Winners and Losers

The financial shock of the coronavirus pandemic and resulting lockdown is still being assessed by experts across the nation, and the true impact will not be known for some time yet.

But already there are some useful indicators available.  And today’s publication of the “Return to Spender” report by the Resolution Foundation provides an early view on where the pain will be felt most.  To borrow directly from the report:

“the crisis to date has had very different effects on living standards – considered broadly – of lower-income working-age families than it has on those of higher-income families.  In short, it has been much worse for poorer families.”

These findings are perhaps not that unexpected.  After all (and almost by definition) the poorest in society are usually much more exposed to potential financial hardship than those with greater income levels.  Yet the Resolution Foundations survey is some way more informed than others I have seen so far.

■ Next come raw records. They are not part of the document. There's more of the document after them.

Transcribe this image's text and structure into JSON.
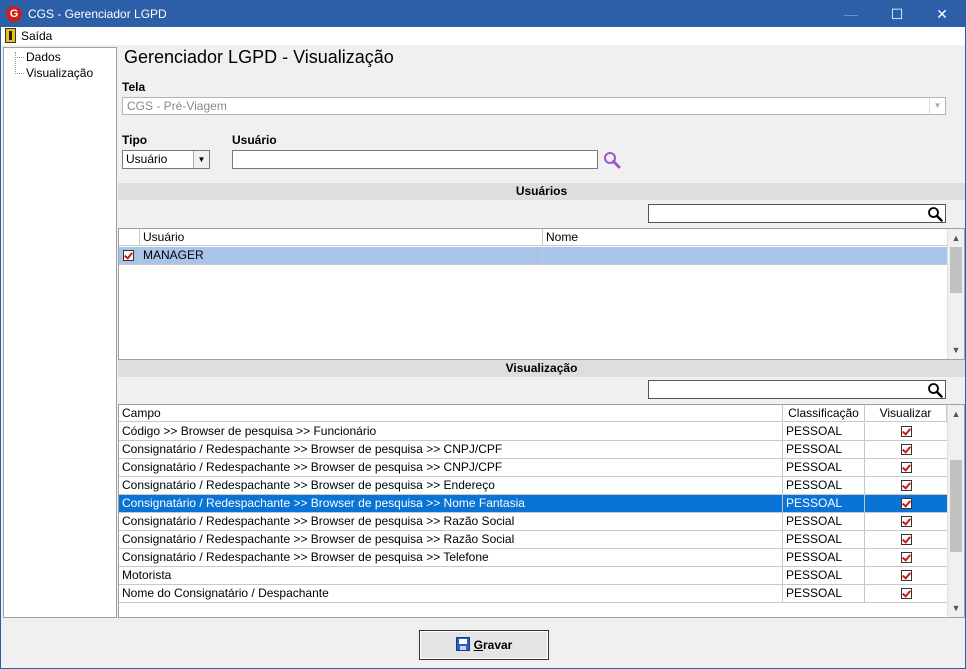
{
  "window": {
    "title": "CGS - Gerenciador LGPD",
    "minimize_glyph": "—",
    "maximize_glyph": "☐",
    "close_glyph": "✕",
    "app_icon_letter": "G"
  },
  "menu": {
    "exit_label": "Saída"
  },
  "tree": {
    "items": [
      "Dados",
      "Visualização"
    ]
  },
  "page": {
    "heading": "Gerenciador LGPD - Visualização"
  },
  "form": {
    "tela_label": "Tela",
    "tela_value": "CGS - Pré-Viagem",
    "tipo_label": "Tipo",
    "tipo_value": "Usuário",
    "usuario_label": "Usuário",
    "usuario_value": ""
  },
  "users_section": {
    "title": "Usuários",
    "search_value": "",
    "columns": [
      "Usuário",
      "Nome"
    ],
    "rows": [
      {
        "checked": true,
        "usuario": "MANAGER",
        "nome": ""
      }
    ]
  },
  "view_section": {
    "title": "Visualização",
    "search_value": "",
    "columns": [
      "Campo",
      "Classificação",
      "Visualizar"
    ],
    "rows": [
      {
        "campo": "Código >> Browser de pesquisa >> Funcionário",
        "classificacao": "PESSOAL",
        "visualizar": true
      },
      {
        "campo": "Consignatário / Redespachante >> Browser de pesquisa >> CNPJ/CPF",
        "classificacao": "PESSOAL",
        "visualizar": true
      },
      {
        "campo": "Consignatário / Redespachante >> Browser de pesquisa >> CNPJ/CPF",
        "classificacao": "PESSOAL",
        "visualizar": true
      },
      {
        "campo": "Consignatário / Redespachante >> Browser de pesquisa >> Endereço",
        "classificacao": "PESSOAL",
        "visualizar": true
      },
      {
        "campo": "Consignatário / Redespachante >> Browser de pesquisa >> Nome Fantasia",
        "classificacao": "PESSOAL",
        "visualizar": true,
        "selected": true
      },
      {
        "campo": "Consignatário / Redespachante >> Browser de pesquisa >> Razão Social",
        "classificacao": "PESSOAL",
        "visualizar": true
      },
      {
        "campo": "Consignatário / Redespachante >> Browser de pesquisa >> Razão Social",
        "classificacao": "PESSOAL",
        "visualizar": true
      },
      {
        "campo": "Consignatário / Redespachante >> Browser de pesquisa >> Telefone",
        "classificacao": "PESSOAL",
        "visualizar": true
      },
      {
        "campo": "Motorista",
        "classificacao": "PESSOAL",
        "visualizar": true
      },
      {
        "campo": "Nome do Consignatário / Despachante",
        "classificacao": "PESSOAL",
        "visualizar": true
      }
    ]
  },
  "actions": {
    "save_label_first": "G",
    "save_label_rest": "ravar"
  },
  "colors": {
    "titlebar": "#2d5ea8",
    "selection": "#0a74d6",
    "selection_light": "#a9c4ea",
    "check": "#d01818"
  },
  "icons": {
    "exit": "exit-door-icon",
    "search_purple": "magnifier-icon",
    "search": "magnifier-icon",
    "save": "floppy-disk-icon"
  }
}
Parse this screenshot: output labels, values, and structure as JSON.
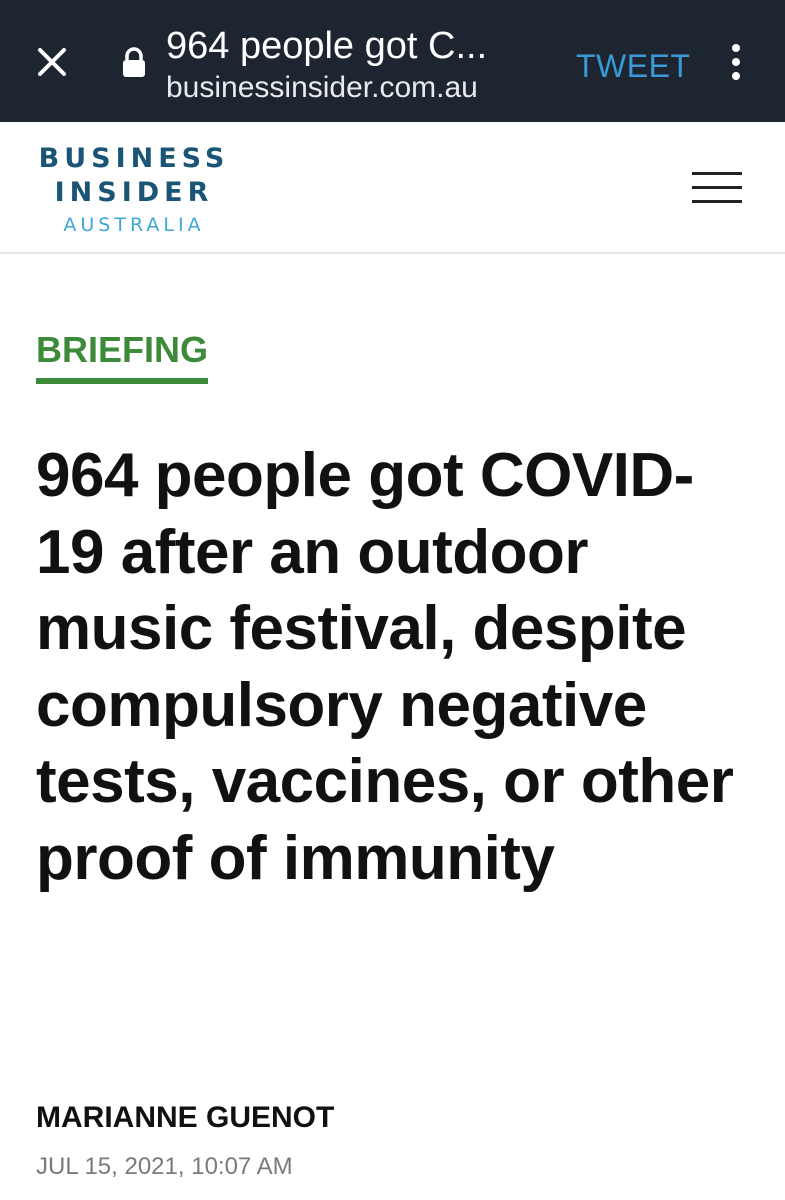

Income drops during the crisis

The report includes recent evidence gathered from a survey of more than 6,000 adults (excluding those over age 65).  This focus on the “working-age” population makes the report findings much more relevant to employers looking to support their workers in these difficult times.

Unsurprisingly the report identifies that many people have faced reductions in earnings since the start of the crisis.  And indeed the fall in income was fairly evenly shared across the income groups surveyed.  Around 37% of adults in the lowest range of working-age incomes reported falls since the start of the outbreak, compared to 35% in the higher range of incomes.  So the reduced income pain seems to be fairly uniform regardless of salary level.

A big difference

But what does separate the groupings appears to be their spending during the lockdown period.

It is generally accepted that those on higher incomes typically have a greater amount of spending power available for discretionary purchases, whereas those at the lower end of the scale spend a larger percentage of their income on essentials items.

This difference is reflected clearly in the report’s findings.  More than half (57%) of adults in the top quartile of working age family incomes have experienced falling outgoings during the crisis, compared with only 30% in the bottom quartile.

The fall in spending in both groups is of course largely due to the lockdown of the British economy.  The shutdown of most hospitality, non-food retail, leisure, and holiday sectors mean that many people have struggled to find somewhere to spend their money in the last few months.  And the cost-savings of not travelling to and from the place of work – together with many other associated costs of the usual daily routine – would have contributed further to these savings in many cases.  The report highlights that this period has been one of “enforced saving” for many.

When taken together

The report also goes on to look at the two sets of data together, to provide a more incisive view of the true financial impact for working households.  And, as I quoted in the opening of this article, it is clear that poorer households have already suffered more than their richer counterparts.

Yet it is not all bad news, across all the income ranges there were not insignificant numbers who were better-off financially throughout the crisis.  43% of highest income earners had seen their income outstrip spending, and even in the lowest income band some 18% had also seen an improvement too.

So where does this leave employers?

All of which paints a somewhat confusing picture for employers and their Human Resources (HR) departments to consider and respond to.

Most employers are very aware that they will need a fully engaged and motivated workforce to help return their organisation to full productivity as quickly as possible.  So it follows that many HR professionals are now looking to offer some cost-effective and targeted support to their workers to assist in this goal. 

But where to start when the financial outcomes of the crisis vary so dramatically, even amongst employees on similar income levels?

Financial Wellbeing may well be the solution

One option would be to introduce or enhance the employer’s Financial Wellbeing services.

A robust offering in this space will signpost workers towards some appropriate options, and provide potential solutions and support for groupings at either end of the income scale to consider.

Those struggling financially can be signposted towards ways of controlling household expenditure and reducing debt to manageable and affordable levels.  And whilst that same information is also useful for those with a new and unexpected excess of money, other options like increasing savings (perhaps taking advantage of the very generous (and still available) system of pension tax reliefs) can be better understood and utilised too.

The reality is that a strong Financial Wellbeing package will provide some useful support and assistance to employees at either end of the income spectrum in these challenging times.  And the cost to employers of providing such support services (which can be provided either face-to-face or via webinars) represents only a relatively modest spend too.


For more information on any of the above topics, please speak to your usual Howden Consultant in the first instance, or visit our website for other contact options. For the latest details on COVID-19 & Employee Benefits provision please visit Howden’s coronavirus hub.

(Published 22/06/20)

Steve Herbert

Steve is Head of Benefits Strategy, Howden Employee Benefits & Wellbeing, and is an award-winning thought leader on Pensions, Employee Benefits, and Human Resources issues. He is occasionally accused of making Employee Benefits interesting.

Steve Herbert

More insights from the Employee Benefits and Wellbeing team

This article is one of many insightful opinion pieces.

See more

archery field targets